Exercise: Give the listing again word for word. Skip the pictures.

Records shown:
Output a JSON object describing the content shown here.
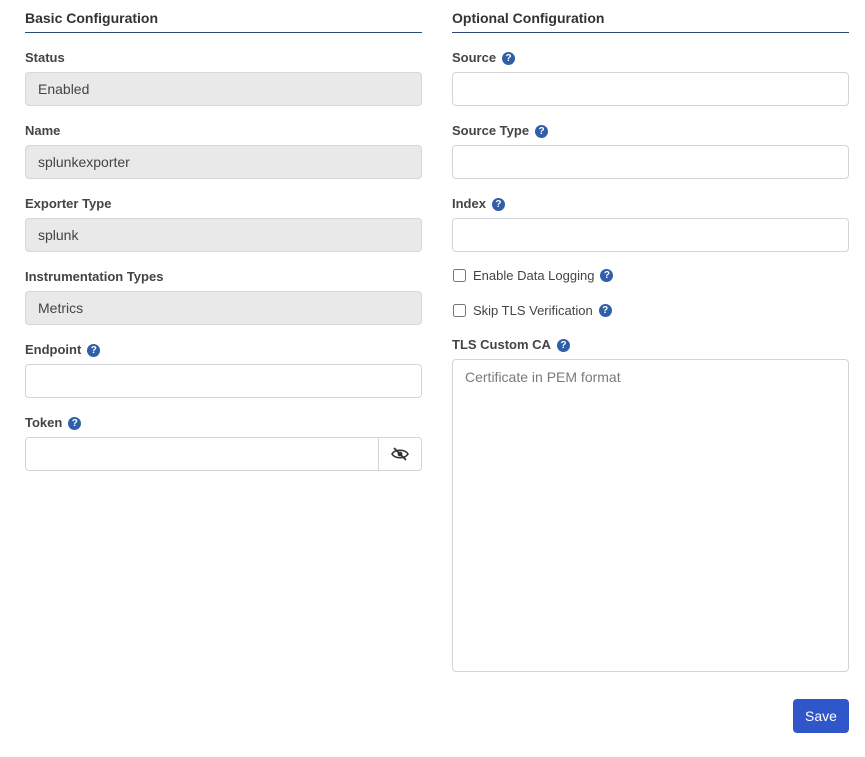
{
  "basic": {
    "title": "Basic Configuration",
    "status_label": "Status",
    "status_value": "Enabled",
    "name_label": "Name",
    "name_value": "splunkexporter",
    "exporter_type_label": "Exporter Type",
    "exporter_type_value": "splunk",
    "instrumentation_label": "Instrumentation Types",
    "instrumentation_value": "Metrics",
    "endpoint_label": "Endpoint",
    "endpoint_value": "",
    "token_label": "Token",
    "token_value": ""
  },
  "optional": {
    "title": "Optional Configuration",
    "source_label": "Source",
    "source_value": "",
    "source_type_label": "Source Type",
    "source_type_value": "",
    "index_label": "Index",
    "index_value": "",
    "enable_logging_label": "Enable Data Logging",
    "enable_logging_checked": false,
    "skip_tls_label": "Skip TLS Verification",
    "skip_tls_checked": false,
    "tls_ca_label": "TLS Custom CA",
    "tls_ca_placeholder": "Certificate in PEM format"
  },
  "help_glyph": "?",
  "icons": {
    "help": "question-circle-icon",
    "toggle_visibility": "eye-slash-icon"
  },
  "colors": {
    "accent": "#3057c9",
    "help": "#2f5fa8",
    "divider": "#2c4a73",
    "readonly_bg": "#e9e9e9"
  },
  "save_label": "Save"
}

Written answer:
Output a JSON object describing the content shown here.
{
  "basic": {
    "title": "Basic Configuration",
    "status_label": "Status",
    "status_value": "Enabled",
    "name_label": "Name",
    "name_value": "splunkexporter",
    "exporter_type_label": "Exporter Type",
    "exporter_type_value": "splunk",
    "instrumentation_label": "Instrumentation Types",
    "instrumentation_value": "Metrics",
    "endpoint_label": "Endpoint",
    "endpoint_value": "",
    "token_label": "Token",
    "token_value": ""
  },
  "optional": {
    "title": "Optional Configuration",
    "source_label": "Source",
    "source_value": "",
    "source_type_label": "Source Type",
    "source_type_value": "",
    "index_label": "Index",
    "index_value": "",
    "enable_logging_label": "Enable Data Logging",
    "enable_logging_checked": false,
    "skip_tls_label": "Skip TLS Verification",
    "skip_tls_checked": false,
    "tls_ca_label": "TLS Custom CA",
    "tls_ca_placeholder": "Certificate in PEM format"
  },
  "help_glyph": "?",
  "icons": {
    "help": "question-circle-icon",
    "toggle_visibility": "eye-slash-icon"
  },
  "colors": {
    "accent": "#3057c9",
    "help": "#2f5fa8",
    "divider": "#2c4a73",
    "readonly_bg": "#e9e9e9"
  },
  "save_label": "Save"
}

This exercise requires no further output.